gliders on Fort Eben Emael and the bridges over the Albert Canal for
which he was awarded the Iron Cross First Class. When he joined the
Me 163 program he became the second pilot, behind Dittmar, to fly the
hazardous rocket fighter. Späte joined the program in early 1943,
and in July of that year the HWK R II-211 was finally cleared for
flight testing, though it was still far from safe. Opitz made the
first powered flight test in the Me 163B V-2 later that month, but
soon thereafter was hospitalized for three months when the landing
skid of a Me 163B he was ferrying to their new base at Bad
Zwischenahn failed to extend. Testing and training of pilots
continued, and some pilots lost their lives.
Späte left the program in May 1944, much to the dismay of the pilots of EKdo 16, and took command of IV./JG 54 just in time for the great Soviet summer
offensive in 1944. Späte was wounded during the difficult fighting,
and his unit was transferred to the West and built back up to
strength only to be virtually annihilated during the Allied attempt
to take Arnhem. Späte returned to the Me 163 program on 1 December

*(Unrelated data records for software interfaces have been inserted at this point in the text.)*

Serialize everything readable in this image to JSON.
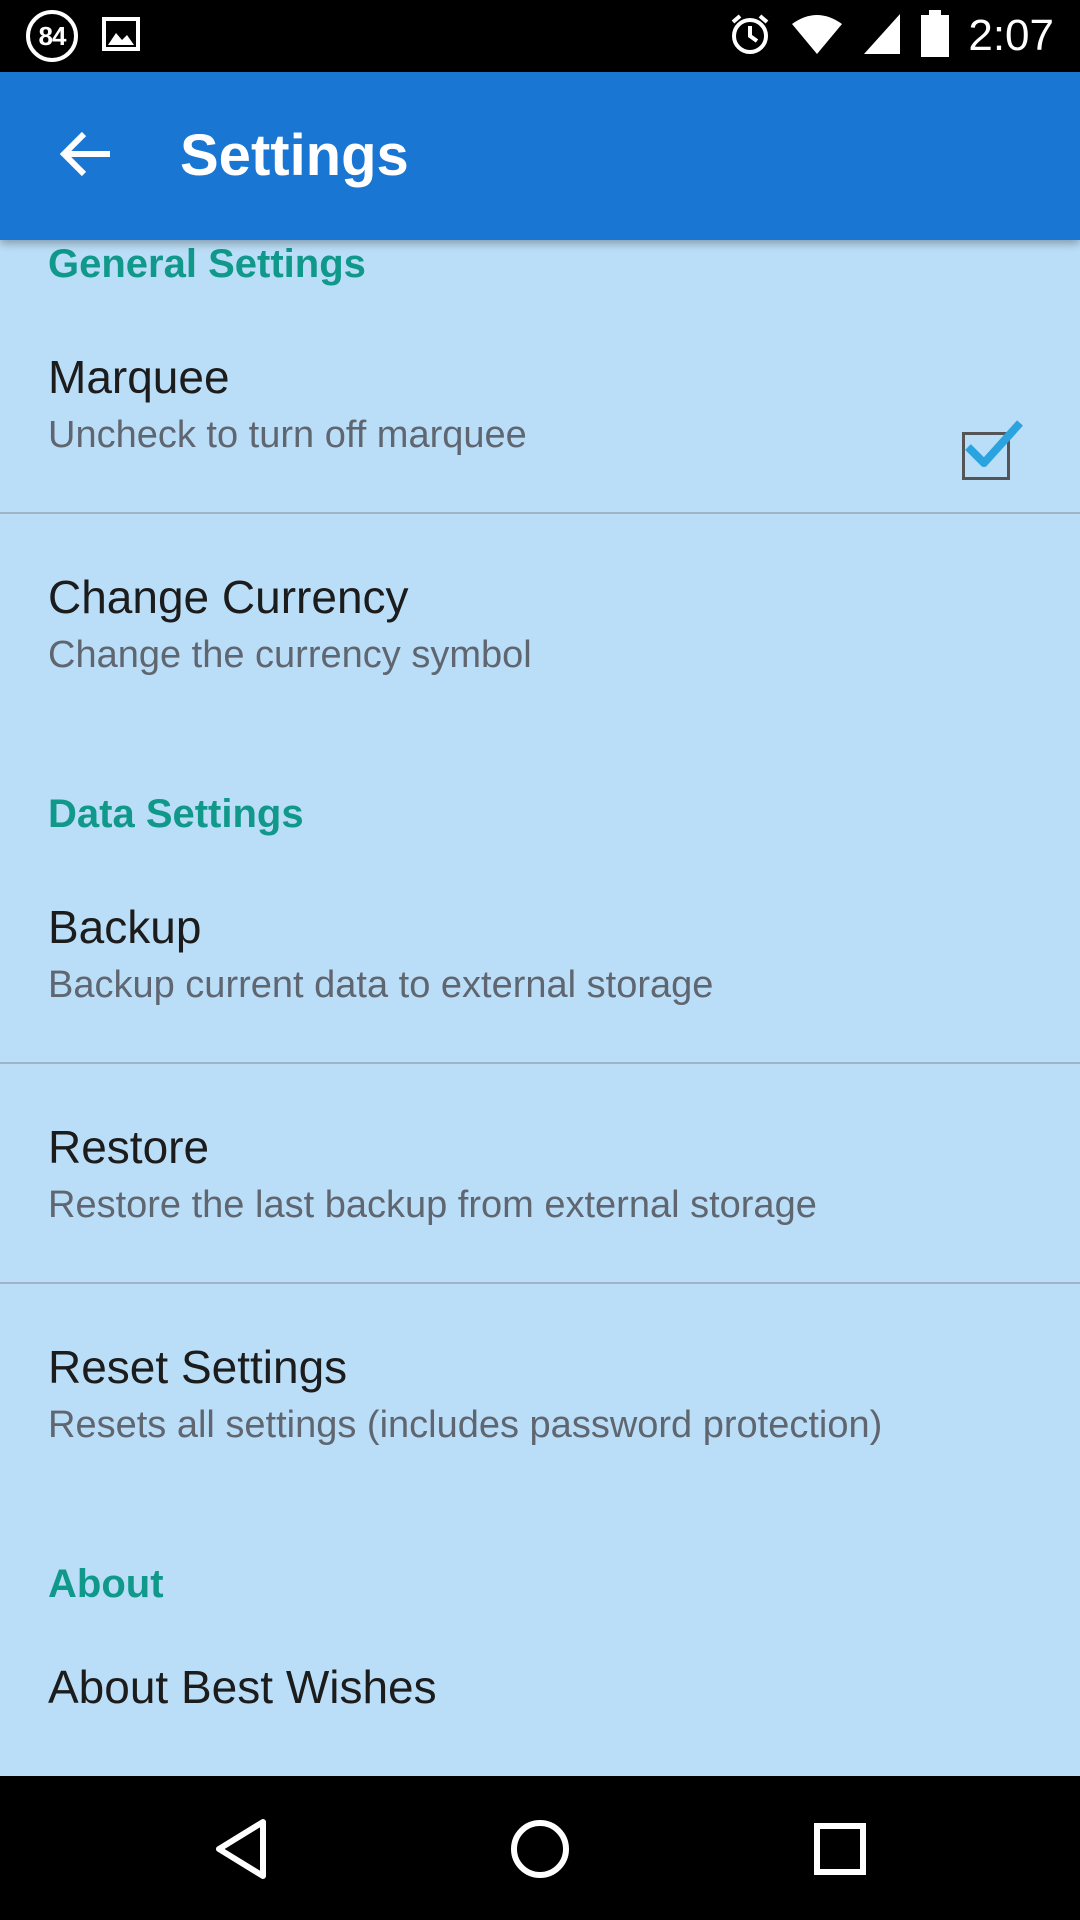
{
  "status_bar": {
    "notification_count": "84",
    "time": "2:07",
    "icons": [
      "image-icon",
      "alarm-icon",
      "wifi-icon",
      "signal-icon",
      "battery-icon"
    ]
  },
  "app_bar": {
    "title": "Settings",
    "back_icon": "arrow-back-icon",
    "color": "#1976d2"
  },
  "sections": {
    "general": {
      "header": "General Settings",
      "marquee": {
        "title": "Marquee",
        "summary": "Uncheck to turn off marquee",
        "checked": true
      },
      "currency": {
        "title": "Change Currency",
        "summary": "Change the currency symbol"
      }
    },
    "data": {
      "header": "Data Settings",
      "backup": {
        "title": "Backup",
        "summary": "Backup current data to external storage"
      },
      "restore": {
        "title": "Restore",
        "summary": "Restore the last backup from external storage"
      },
      "reset": {
        "title": "Reset Settings",
        "summary": "Resets all settings (includes password protection)"
      }
    },
    "about": {
      "header": "About",
      "about_app": {
        "title": "About Best Wishes"
      }
    }
  },
  "colors": {
    "background": "#bbdef8",
    "section_header": "#10988a",
    "check_accent": "#2aa3de"
  },
  "nav_bar": {
    "icons": [
      "back-triangle-icon",
      "home-circle-icon",
      "recents-square-icon"
    ]
  }
}
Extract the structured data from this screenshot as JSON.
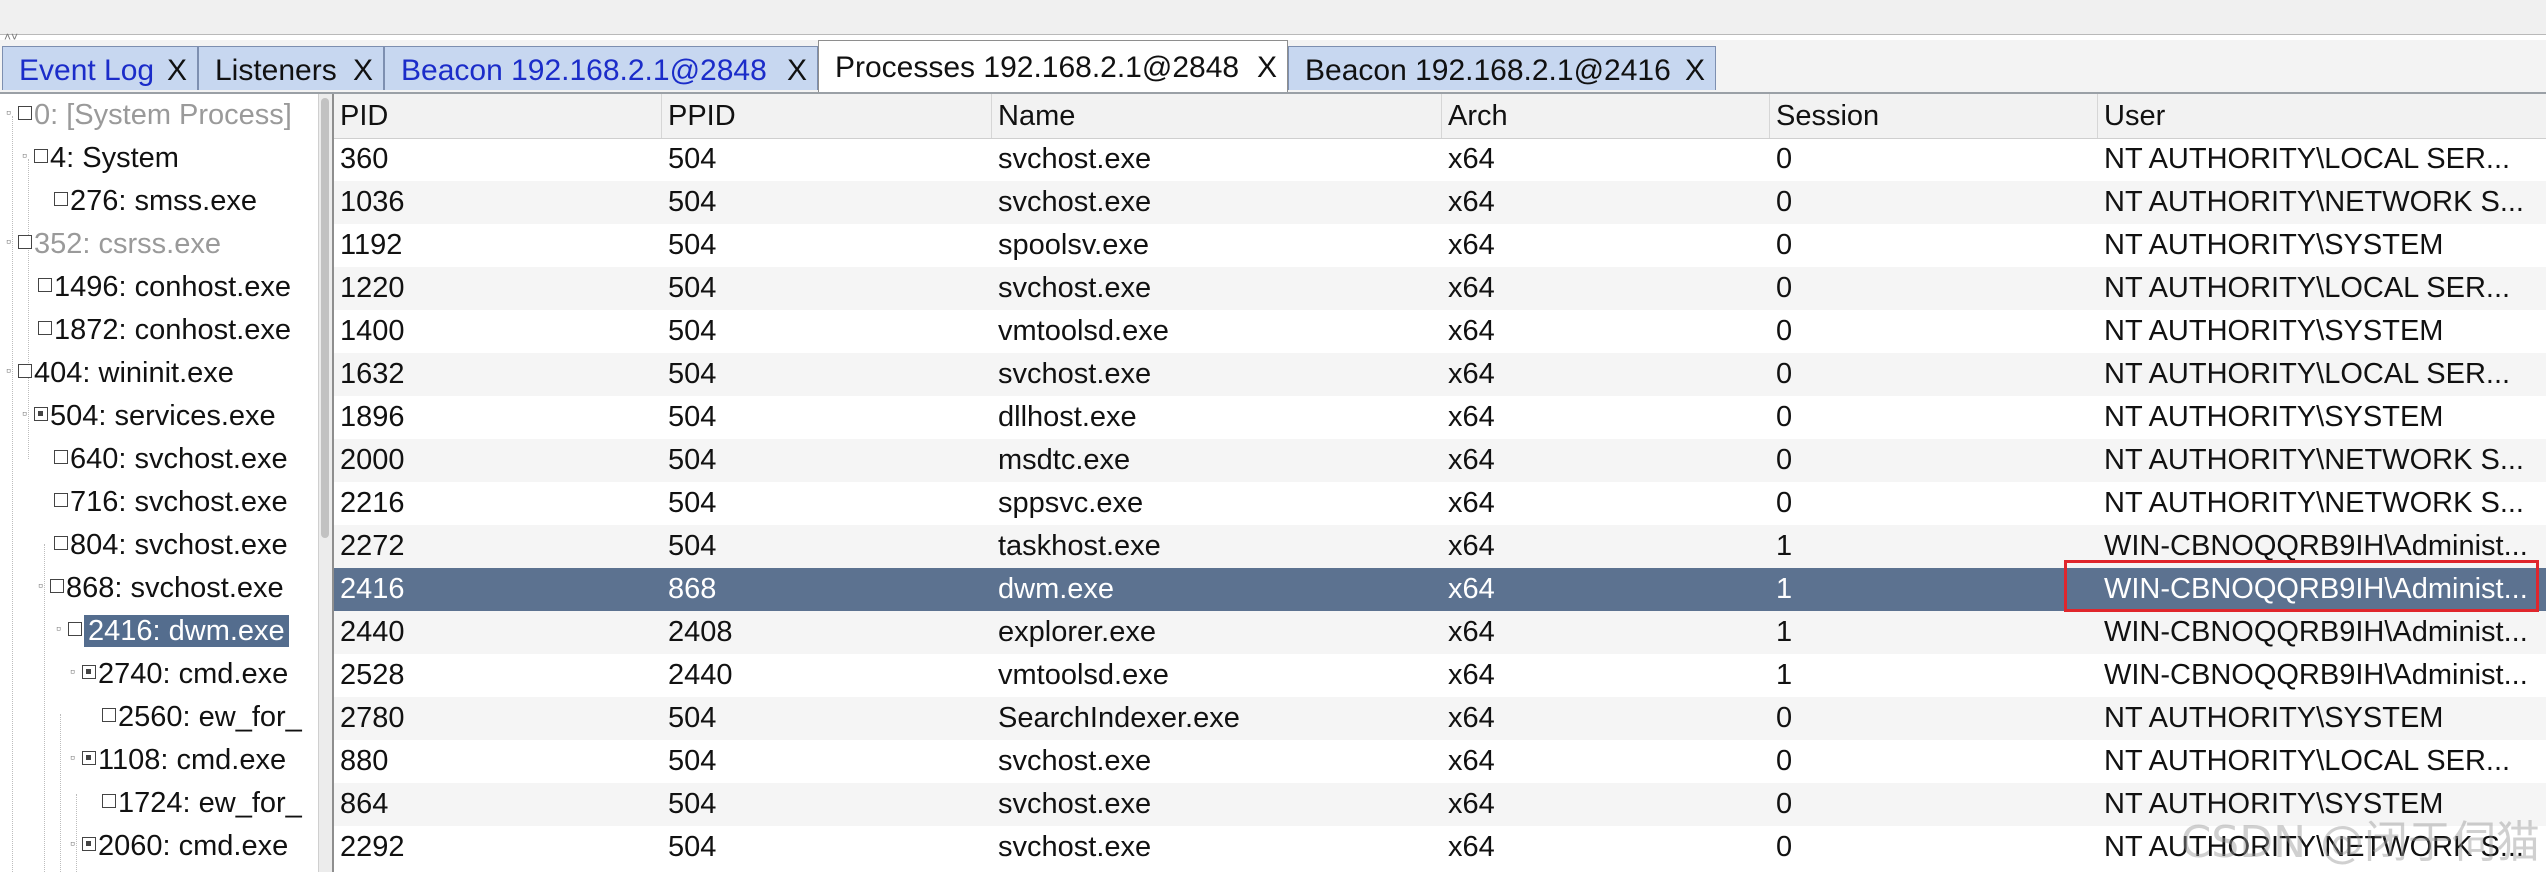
{
  "tabs": [
    {
      "label": "Event Log",
      "close": "X",
      "style": "blue"
    },
    {
      "label": "Listeners",
      "close": "X",
      "style": "normal"
    },
    {
      "label": "Beacon 192.168.2.1@2848",
      "close": "X",
      "style": "blue"
    },
    {
      "label": "Processes 192.168.2.1@2848",
      "close": "X",
      "style": "active"
    },
    {
      "label": "Beacon 192.168.2.1@2416",
      "close": "X",
      "style": "normal"
    }
  ],
  "tree": [
    {
      "label": "0: [System Process]",
      "gray": true
    },
    {
      "label": "4: System",
      "gray": false
    },
    {
      "label": "276: smss.exe",
      "gray": false
    },
    {
      "label": "352: csrss.exe",
      "gray": true
    },
    {
      "label": "1496: conhost.exe",
      "gray": false
    },
    {
      "label": "1872: conhost.exe",
      "gray": false
    },
    {
      "label": "404: wininit.exe",
      "gray": false
    },
    {
      "label": "504: services.exe",
      "gray": false
    },
    {
      "label": "640: svchost.exe",
      "gray": false
    },
    {
      "label": "716: svchost.exe",
      "gray": false
    },
    {
      "label": "804: svchost.exe",
      "gray": false
    },
    {
      "label": "868: svchost.exe",
      "gray": false
    },
    {
      "label": "2416: dwm.exe",
      "gray": false
    },
    {
      "label": "2740: cmd.exe",
      "gray": false
    },
    {
      "label": "2560: ew_for_",
      "gray": false
    },
    {
      "label": "1108: cmd.exe",
      "gray": false
    },
    {
      "label": "1724: ew_for_",
      "gray": false
    },
    {
      "label": "2060: cmd.exe",
      "gray": false
    }
  ],
  "table": {
    "columns": [
      "PID",
      "PPID",
      "Name",
      "Arch",
      "Session",
      "User"
    ],
    "rows": [
      [
        "360",
        "504",
        "svchost.exe",
        "x64",
        "0",
        "NT AUTHORITY\\LOCAL SER..."
      ],
      [
        "1036",
        "504",
        "svchost.exe",
        "x64",
        "0",
        "NT AUTHORITY\\NETWORK S..."
      ],
      [
        "1192",
        "504",
        "spoolsv.exe",
        "x64",
        "0",
        "NT AUTHORITY\\SYSTEM"
      ],
      [
        "1220",
        "504",
        "svchost.exe",
        "x64",
        "0",
        "NT AUTHORITY\\LOCAL SER..."
      ],
      [
        "1400",
        "504",
        "vmtoolsd.exe",
        "x64",
        "0",
        "NT AUTHORITY\\SYSTEM"
      ],
      [
        "1632",
        "504",
        "svchost.exe",
        "x64",
        "0",
        "NT AUTHORITY\\LOCAL SER..."
      ],
      [
        "1896",
        "504",
        "dllhost.exe",
        "x64",
        "0",
        "NT AUTHORITY\\SYSTEM"
      ],
      [
        "2000",
        "504",
        "msdtc.exe",
        "x64",
        "0",
        "NT AUTHORITY\\NETWORK S..."
      ],
      [
        "2216",
        "504",
        "sppsvc.exe",
        "x64",
        "0",
        "NT AUTHORITY\\NETWORK S..."
      ],
      [
        "2272",
        "504",
        "taskhost.exe",
        "x64",
        "1",
        "WIN-CBNOQQRB9IH\\Administ..."
      ],
      [
        "2416",
        "868",
        "dwm.exe",
        "x64",
        "1",
        "WIN-CBNOQQRB9IH\\Administ..."
      ],
      [
        "2440",
        "2408",
        "explorer.exe",
        "x64",
        "1",
        "WIN-CBNOQQRB9IH\\Administ..."
      ],
      [
        "2528",
        "2440",
        "vmtoolsd.exe",
        "x64",
        "1",
        "WIN-CBNOQQRB9IH\\Administ..."
      ],
      [
        "2780",
        "504",
        "SearchIndexer.exe",
        "x64",
        "0",
        "NT AUTHORITY\\SYSTEM"
      ],
      [
        "880",
        "504",
        "svchost.exe",
        "x64",
        "0",
        "NT AUTHORITY\\LOCAL SER..."
      ],
      [
        "864",
        "504",
        "svchost.exe",
        "x64",
        "0",
        "NT AUTHORITY\\SYSTEM"
      ],
      [
        "2292",
        "504",
        "svchost.exe",
        "x64",
        "0",
        "NT AUTHORITY\\NETWORK S..."
      ]
    ],
    "selected_pid": "2416"
  },
  "watermark": "CSDN @闭于伺猫",
  "colors": {
    "selection": "#5c7290",
    "tab_inactive": "#c7d7f0",
    "highlight_box": "#e0262c",
    "link_blue": "#1b2cc9"
  }
}
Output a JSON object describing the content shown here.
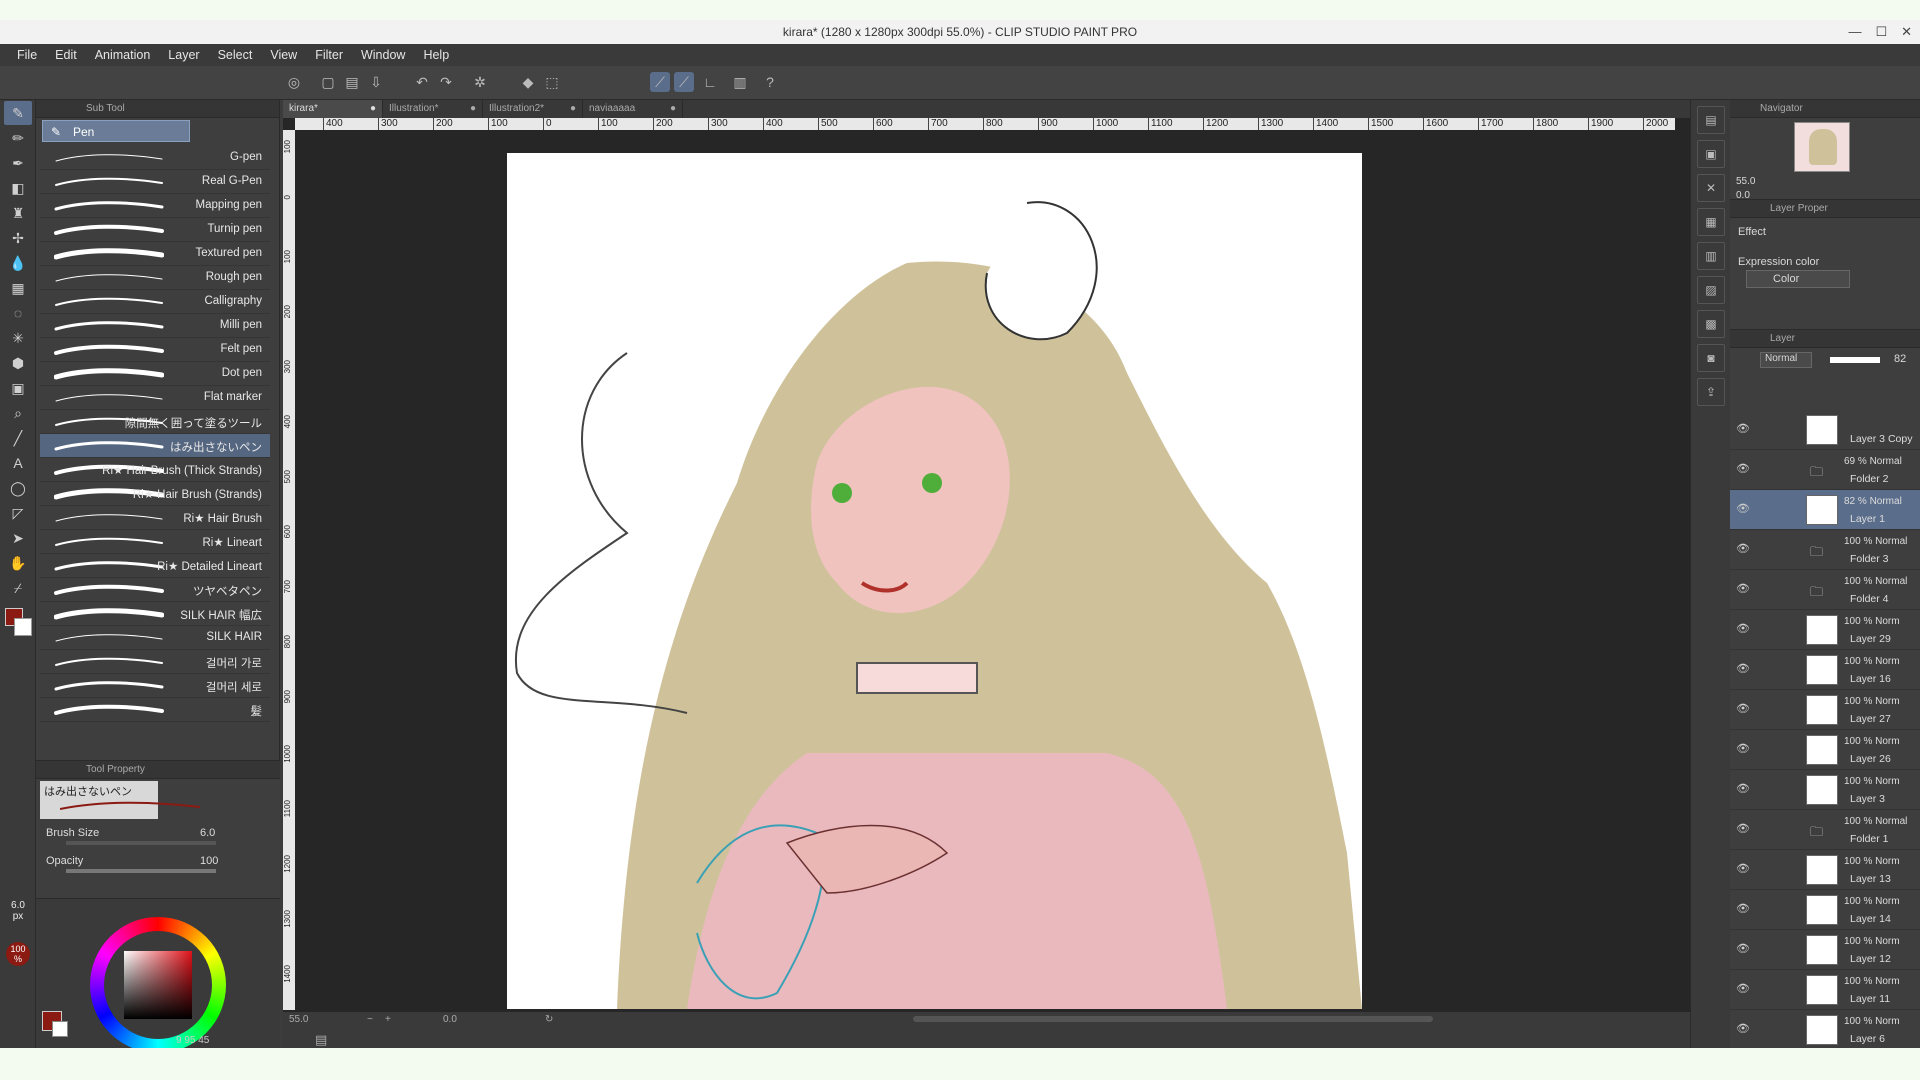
{
  "window": {
    "title": "kirara* (1280 x 1280px 300dpi 55.0%) - CLIP STUDIO PAINT PRO"
  },
  "menu": [
    "File",
    "Edit",
    "Animation",
    "Layer",
    "Select",
    "View",
    "Filter",
    "Window",
    "Help"
  ],
  "subtool": {
    "header": "Sub Tool",
    "active_tab": "Pen",
    "brushes": [
      "G-pen",
      "Real G-Pen",
      "Mapping pen",
      "Turnip pen",
      "Textured pen",
      "Rough pen",
      "Calligraphy",
      "Milli pen",
      "Felt pen",
      "Dot pen",
      "Flat marker",
      "隙間無く囲って塗るツール",
      "はみ出さないペン",
      "Ri★ Hair Brush (Thick Strands)",
      "Ri★ Hair Brush (Strands)",
      "Ri★ Hair Brush",
      "Ri★ Lineart",
      "Ri★ Detailed Lineart",
      "ツヤベタペン",
      "SILK HAIR 幅広",
      "SILK HAIR",
      "걸머리 가로",
      "걸머리 세로",
      "髪"
    ],
    "selected_index": 12
  },
  "tool_property": {
    "header": "Tool Property",
    "preset_name": "はみ出さないペン",
    "brush_size_label": "Brush Size",
    "brush_size_value": "6.0",
    "opacity_label": "Opacity",
    "opacity_value": "100"
  },
  "left_indicators": {
    "size_value": "6.0",
    "size_unit": "px",
    "opacity_value": "100",
    "opacity_unit": "%"
  },
  "color_panel": {
    "main_color": "#8a1a12",
    "sub_color": "#ffffff",
    "values": "9  95  45"
  },
  "tabs": [
    {
      "label": "kirara*",
      "active": true
    },
    {
      "label": "Illustration*",
      "active": false
    },
    {
      "label": "Illustration2*",
      "active": false
    },
    {
      "label": "naviaaaaa",
      "active": false
    }
  ],
  "ruler_h": [
    "400",
    "300",
    "200",
    "100",
    "0",
    "100",
    "200",
    "300",
    "400",
    "500",
    "600",
    "700",
    "800",
    "900",
    "1000",
    "1100",
    "1200",
    "1300",
    "1400",
    "1500",
    "1600",
    "1700",
    "1800",
    "1900",
    "2000"
  ],
  "ruler_v": [
    "100",
    "0",
    "100",
    "200",
    "300",
    "400",
    "500",
    "600",
    "700",
    "800",
    "900",
    "1000",
    "1100",
    "1200",
    "1300",
    "1400"
  ],
  "canvas_status": {
    "zoom": "55.0",
    "angle": "0.0"
  },
  "navigator": {
    "header": "Navigator",
    "zoom": "55.0",
    "angle": "0.0"
  },
  "layer_property": {
    "header": "Layer Proper",
    "effect_label": "Effect",
    "expression_label": "Expression color",
    "expression_value": "Color"
  },
  "layer_panel": {
    "header": "Layer",
    "blend_mode": "Normal",
    "opacity": "82",
    "layers": [
      {
        "mode": "",
        "name": "Layer 3 Copy",
        "type": "layer"
      },
      {
        "mode": "69 % Normal",
        "name": "Folder 2",
        "type": "folder"
      },
      {
        "mode": "82 % Normal",
        "name": "Layer 1",
        "type": "layer",
        "selected": true
      },
      {
        "mode": "100 % Normal",
        "name": "Folder 3",
        "type": "folder"
      },
      {
        "mode": "100 % Normal",
        "name": "Folder 4",
        "type": "folder"
      },
      {
        "mode": "100 % Norm",
        "name": "Layer 29",
        "type": "layer"
      },
      {
        "mode": "100 % Norm",
        "name": "Layer 16",
        "type": "layer"
      },
      {
        "mode": "100 % Norm",
        "name": "Layer 27",
        "type": "layer"
      },
      {
        "mode": "100 % Norm",
        "name": "Layer 26",
        "type": "layer"
      },
      {
        "mode": "100 % Norm",
        "name": "Layer 3",
        "type": "layer"
      },
      {
        "mode": "100 % Normal",
        "name": "Folder 1",
        "type": "folder"
      },
      {
        "mode": "100 % Norm",
        "name": "Layer 13",
        "type": "layer"
      },
      {
        "mode": "100 % Norm",
        "name": "Layer 14",
        "type": "layer"
      },
      {
        "mode": "100 % Norm",
        "name": "Layer 12",
        "type": "layer"
      },
      {
        "mode": "100 % Norm",
        "name": "Layer 11",
        "type": "layer"
      },
      {
        "mode": "100 % Norm",
        "name": "Layer 6",
        "type": "layer"
      }
    ]
  }
}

1944 to take command of the first operational Me 163 unit JG 400.
Opitz was given command of II./JG 400. It had long been understood
that the Me 163 had a serious disadvantage (aside from occasionally
blowing itself to bits), and that was the duration of powered
flight. The speed of the Me 163 was unprecedented, and the rate of
climb in particular was phenomenal. However, the fuel was expended
at a very high rate, and the pilot had but a few minutes to intercept
enemy bombers and shoot them down. Another critical problem revealed
itself when the Me 163 was committed to combat. The rocket fighter
was armed with two 30mm cannons. These were formidable weapons, and
one hit was usually sufficient to bring a bomber down. However,
these large weapons had a relatively slow rate of fire. The high
speed of the Me 163 and the relatively slow speed of the enemy
bombers resulted in a very high closing speed, and the slow rate of
fire from the cannons meant that the Me 163 pilot had about a second
and a half to aim and fire. Even for the best of pilots, hitting a
target under these circumstances amounted to a lucky shot.
At any rate, shortage of pilots and fuel severely restricted the number of
Me 163 sorties. Opitz's II./JG 400 completely ran out of fuel and
flew no sorties during the last weeks of the war. JG 400 was broken
up, with many of the pilots being assigned to fly the Me 262. Späte
commanded III./JG 7 and shot down five B-17s, including three on 25
April 1945. He finished the war with 99 victories. Ultimately, the
Me 163 claimed nine enemy aircraft destroyed and actually killed more
Germans due to accidents. Nevertheless, the Me 163 remains one of
the most famous aircraft of the war due to the sheer audacity of the
design and the bravery of the pilots who dared to fly it.
This book was a part of the amazing collection assembled by Greg
Dortch over the course of about thirty years. He is a member of the
American Fighter Aces Association, British and Canadian Fighter Pilots
Associations, Gemeinschaft der Jagdflieger, Battle of Britain Association,
and various unit associations. He personally met many of the veterans,
and he sent labels to those he could not meet in order to obtain their
signatures. David Armstrong, Powells.com